Input:
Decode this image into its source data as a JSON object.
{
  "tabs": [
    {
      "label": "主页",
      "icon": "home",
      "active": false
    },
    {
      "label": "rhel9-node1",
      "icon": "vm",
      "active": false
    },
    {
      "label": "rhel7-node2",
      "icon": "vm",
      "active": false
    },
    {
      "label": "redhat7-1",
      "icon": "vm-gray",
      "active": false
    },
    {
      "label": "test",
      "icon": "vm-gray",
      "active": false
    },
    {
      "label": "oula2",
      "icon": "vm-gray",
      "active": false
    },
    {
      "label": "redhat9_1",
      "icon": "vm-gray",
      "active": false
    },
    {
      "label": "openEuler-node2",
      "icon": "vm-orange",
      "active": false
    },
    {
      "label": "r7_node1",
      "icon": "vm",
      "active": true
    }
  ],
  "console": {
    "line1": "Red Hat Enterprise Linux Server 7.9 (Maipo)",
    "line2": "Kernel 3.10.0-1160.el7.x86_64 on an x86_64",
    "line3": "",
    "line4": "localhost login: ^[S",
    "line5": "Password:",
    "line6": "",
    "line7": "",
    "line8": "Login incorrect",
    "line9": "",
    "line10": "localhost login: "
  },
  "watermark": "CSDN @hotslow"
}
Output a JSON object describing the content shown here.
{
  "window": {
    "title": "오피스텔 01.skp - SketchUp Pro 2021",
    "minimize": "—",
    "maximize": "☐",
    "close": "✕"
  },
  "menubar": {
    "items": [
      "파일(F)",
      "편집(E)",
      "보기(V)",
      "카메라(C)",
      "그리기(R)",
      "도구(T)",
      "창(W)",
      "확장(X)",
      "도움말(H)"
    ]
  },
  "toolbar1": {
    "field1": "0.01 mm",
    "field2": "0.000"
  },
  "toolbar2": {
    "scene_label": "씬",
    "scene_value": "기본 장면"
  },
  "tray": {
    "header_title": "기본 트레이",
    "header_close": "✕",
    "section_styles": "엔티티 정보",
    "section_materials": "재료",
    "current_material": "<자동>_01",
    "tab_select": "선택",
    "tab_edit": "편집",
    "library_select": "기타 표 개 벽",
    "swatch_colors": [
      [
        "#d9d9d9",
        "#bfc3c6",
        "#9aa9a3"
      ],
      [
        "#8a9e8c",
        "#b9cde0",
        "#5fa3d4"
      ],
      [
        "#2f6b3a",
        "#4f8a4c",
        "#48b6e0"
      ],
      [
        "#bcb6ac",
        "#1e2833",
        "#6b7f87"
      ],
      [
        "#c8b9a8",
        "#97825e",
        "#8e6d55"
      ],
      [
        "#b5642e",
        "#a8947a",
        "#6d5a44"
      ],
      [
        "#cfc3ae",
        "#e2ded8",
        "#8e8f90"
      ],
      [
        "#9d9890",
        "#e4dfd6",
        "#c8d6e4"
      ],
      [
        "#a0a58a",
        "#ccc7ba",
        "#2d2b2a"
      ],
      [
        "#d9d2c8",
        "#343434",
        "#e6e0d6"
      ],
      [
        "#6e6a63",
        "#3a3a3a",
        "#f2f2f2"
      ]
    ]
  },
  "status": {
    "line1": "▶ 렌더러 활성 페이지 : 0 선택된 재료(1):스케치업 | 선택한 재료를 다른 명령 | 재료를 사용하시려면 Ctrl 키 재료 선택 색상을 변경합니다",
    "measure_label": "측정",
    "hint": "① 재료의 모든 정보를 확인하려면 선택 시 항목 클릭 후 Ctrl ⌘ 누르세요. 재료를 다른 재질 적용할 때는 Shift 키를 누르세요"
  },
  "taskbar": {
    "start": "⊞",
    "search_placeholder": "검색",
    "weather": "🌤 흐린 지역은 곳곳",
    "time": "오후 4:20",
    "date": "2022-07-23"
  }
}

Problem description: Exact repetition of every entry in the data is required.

Solution for this problem:
Decode this image into its source data as a JSON object.
{
  "tabs": [
    {
      "label": "主页",
      "icon": "home",
      "active": false
    },
    {
      "label": "rhel9-node1",
      "icon": "vm",
      "active": false
    },
    {
      "label": "rhel7-node2",
      "icon": "vm",
      "active": false
    },
    {
      "label": "redhat7-1",
      "icon": "vm-gray",
      "active": false
    },
    {
      "label": "test",
      "icon": "vm-gray",
      "active": false
    },
    {
      "label": "oula2",
      "icon": "vm-gray",
      "active": false
    },
    {
      "label": "redhat9_1",
      "icon": "vm-gray",
      "active": false
    },
    {
      "label": "openEuler-node2",
      "icon": "vm-orange",
      "active": false
    },
    {
      "label": "r7_node1",
      "icon": "vm",
      "active": true
    }
  ],
  "console": {
    "line1": "Red Hat Enterprise Linux Server 7.9 (Maipo)",
    "line2": "Kernel 3.10.0-1160.el7.x86_64 on an x86_64",
    "line3": "",
    "line4": "localhost login: ^[S",
    "line5": "Password:",
    "line6": "",
    "line7": "",
    "line8": "Login incorrect",
    "line9": "",
    "line10": "localhost login: "
  },
  "watermark": "CSDN @hotslow"
}
Output a JSON object describing the content shown here.
{
  "window": {
    "title": "오피스텔 01.skp - SketchUp Pro 2021",
    "minimize": "—",
    "maximize": "☐",
    "close": "✕"
  },
  "menubar": {
    "items": [
      "파일(F)",
      "편집(E)",
      "보기(V)",
      "카메라(C)",
      "그리기(R)",
      "도구(T)",
      "창(W)",
      "확장(X)",
      "도움말(H)"
    ]
  },
  "toolbar1": {
    "field1": "0.01 mm",
    "field2": "0.000"
  },
  "toolbar2": {
    "scene_label": "씬",
    "scene_value": "기본 장면"
  },
  "tray": {
    "header_title": "기본 트레이",
    "header_close": "✕",
    "section_styles": "엔티티 정보",
    "section_materials": "재료",
    "current_material": "<자동>_01",
    "tab_select": "선택",
    "tab_edit": "편집",
    "library_select": "기타 표 개 벽",
    "swatch_colors": [
      [
        "#d9d9d9",
        "#bfc3c6",
        "#9aa9a3"
      ],
      [
        "#8a9e8c",
        "#b9cde0",
        "#5fa3d4"
      ],
      [
        "#2f6b3a",
        "#4f8a4c",
        "#48b6e0"
      ],
      [
        "#bcb6ac",
        "#1e2833",
        "#6b7f87"
      ],
      [
        "#c8b9a8",
        "#97825e",
        "#8e6d55"
      ],
      [
        "#b5642e",
        "#a8947a",
        "#6d5a44"
      ],
      [
        "#cfc3ae",
        "#e2ded8",
        "#8e8f90"
      ],
      [
        "#9d9890",
        "#e4dfd6",
        "#c8d6e4"
      ],
      [
        "#a0a58a",
        "#ccc7ba",
        "#2d2b2a"
      ],
      [
        "#d9d2c8",
        "#343434",
        "#e6e0d6"
      ],
      [
        "#6e6a63",
        "#3a3a3a",
        "#f2f2f2"
      ]
    ]
  },
  "status": {
    "line1": "▶ 렌더러 활성 페이지 : 0 선택된 재료(1):스케치업 | 선택한 재료를 다른 명령 | 재료를 사용하시려면 Ctrl 키 재료 선택 색상을 변경합니다",
    "measure_label": "측정",
    "hint": "① 재료의 모든 정보를 확인하려면 선택 시 항목 클릭 후 Ctrl ⌘ 누르세요. 재료를 다른 재질 적용할 때는 Shift 키를 누르세요"
  },
  "taskbar": {
    "start": "⊞",
    "search_placeholder": "검색",
    "weather": "🌤 흐린 지역은 곳곳",
    "time": "오후 4:20",
    "date": "2022-07-23"
  }
}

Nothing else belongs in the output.